== Segment start ==
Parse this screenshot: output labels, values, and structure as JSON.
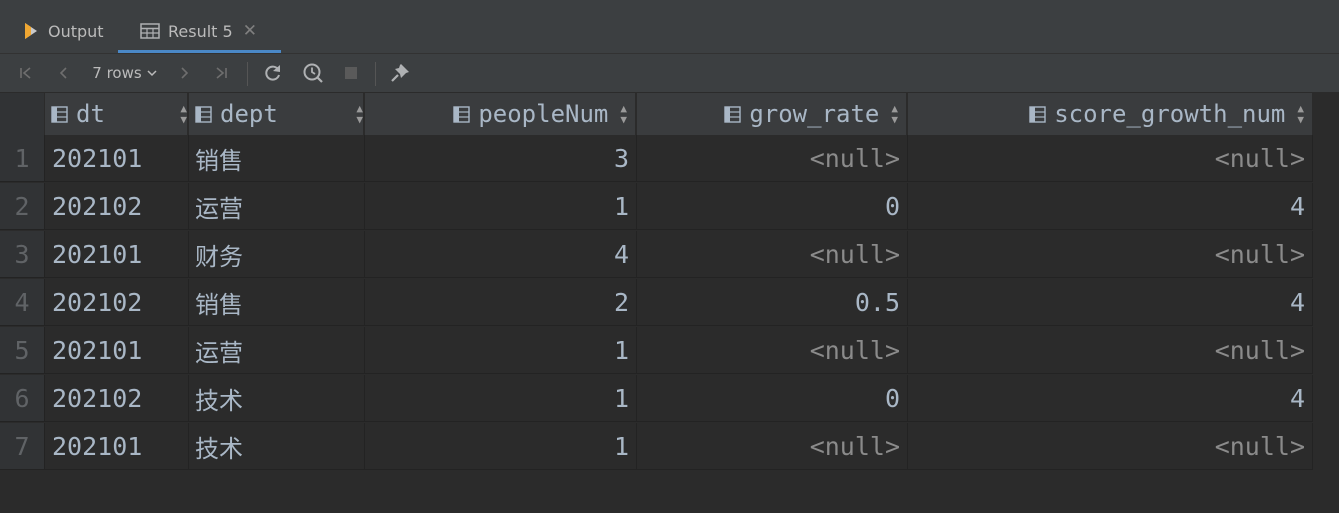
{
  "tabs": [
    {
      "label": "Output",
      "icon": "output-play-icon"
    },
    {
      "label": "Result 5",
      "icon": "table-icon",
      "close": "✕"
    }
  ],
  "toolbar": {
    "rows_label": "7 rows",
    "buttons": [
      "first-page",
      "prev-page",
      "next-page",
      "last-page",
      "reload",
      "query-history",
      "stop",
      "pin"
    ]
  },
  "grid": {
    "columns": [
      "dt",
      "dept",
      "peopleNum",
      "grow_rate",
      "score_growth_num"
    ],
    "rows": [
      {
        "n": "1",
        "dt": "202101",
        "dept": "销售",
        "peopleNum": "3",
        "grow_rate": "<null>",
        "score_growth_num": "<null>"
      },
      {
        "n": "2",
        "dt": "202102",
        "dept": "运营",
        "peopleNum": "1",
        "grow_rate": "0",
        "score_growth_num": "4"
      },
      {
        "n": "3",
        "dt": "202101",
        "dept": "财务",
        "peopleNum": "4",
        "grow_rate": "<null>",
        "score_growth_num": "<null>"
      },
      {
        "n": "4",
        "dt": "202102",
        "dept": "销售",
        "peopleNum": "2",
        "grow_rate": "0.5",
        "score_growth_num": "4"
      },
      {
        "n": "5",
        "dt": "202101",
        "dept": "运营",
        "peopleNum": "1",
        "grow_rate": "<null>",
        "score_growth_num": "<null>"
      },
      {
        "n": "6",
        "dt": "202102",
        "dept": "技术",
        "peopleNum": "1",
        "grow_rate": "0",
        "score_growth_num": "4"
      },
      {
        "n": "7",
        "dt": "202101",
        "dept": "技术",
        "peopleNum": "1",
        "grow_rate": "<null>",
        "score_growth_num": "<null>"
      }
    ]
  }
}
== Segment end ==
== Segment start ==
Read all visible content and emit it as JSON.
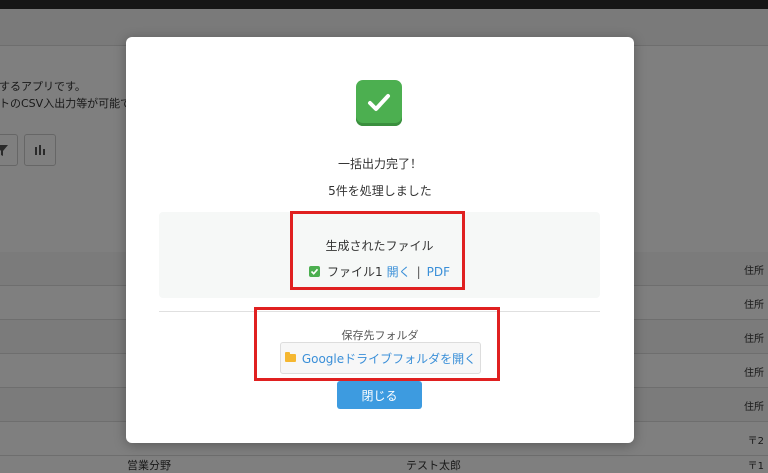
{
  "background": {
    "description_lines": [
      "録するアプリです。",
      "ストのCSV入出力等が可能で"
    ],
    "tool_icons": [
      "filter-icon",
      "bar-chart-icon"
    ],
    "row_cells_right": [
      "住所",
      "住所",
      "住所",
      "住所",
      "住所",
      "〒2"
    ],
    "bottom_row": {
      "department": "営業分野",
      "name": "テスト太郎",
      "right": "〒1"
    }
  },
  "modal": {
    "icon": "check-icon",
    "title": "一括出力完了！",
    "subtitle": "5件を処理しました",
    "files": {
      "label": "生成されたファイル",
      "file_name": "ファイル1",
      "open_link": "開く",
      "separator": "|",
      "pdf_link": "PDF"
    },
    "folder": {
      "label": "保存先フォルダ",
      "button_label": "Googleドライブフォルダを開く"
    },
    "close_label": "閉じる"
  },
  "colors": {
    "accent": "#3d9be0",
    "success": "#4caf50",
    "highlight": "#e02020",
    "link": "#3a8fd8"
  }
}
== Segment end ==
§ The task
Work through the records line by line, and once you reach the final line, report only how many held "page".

§ Reply to the task
4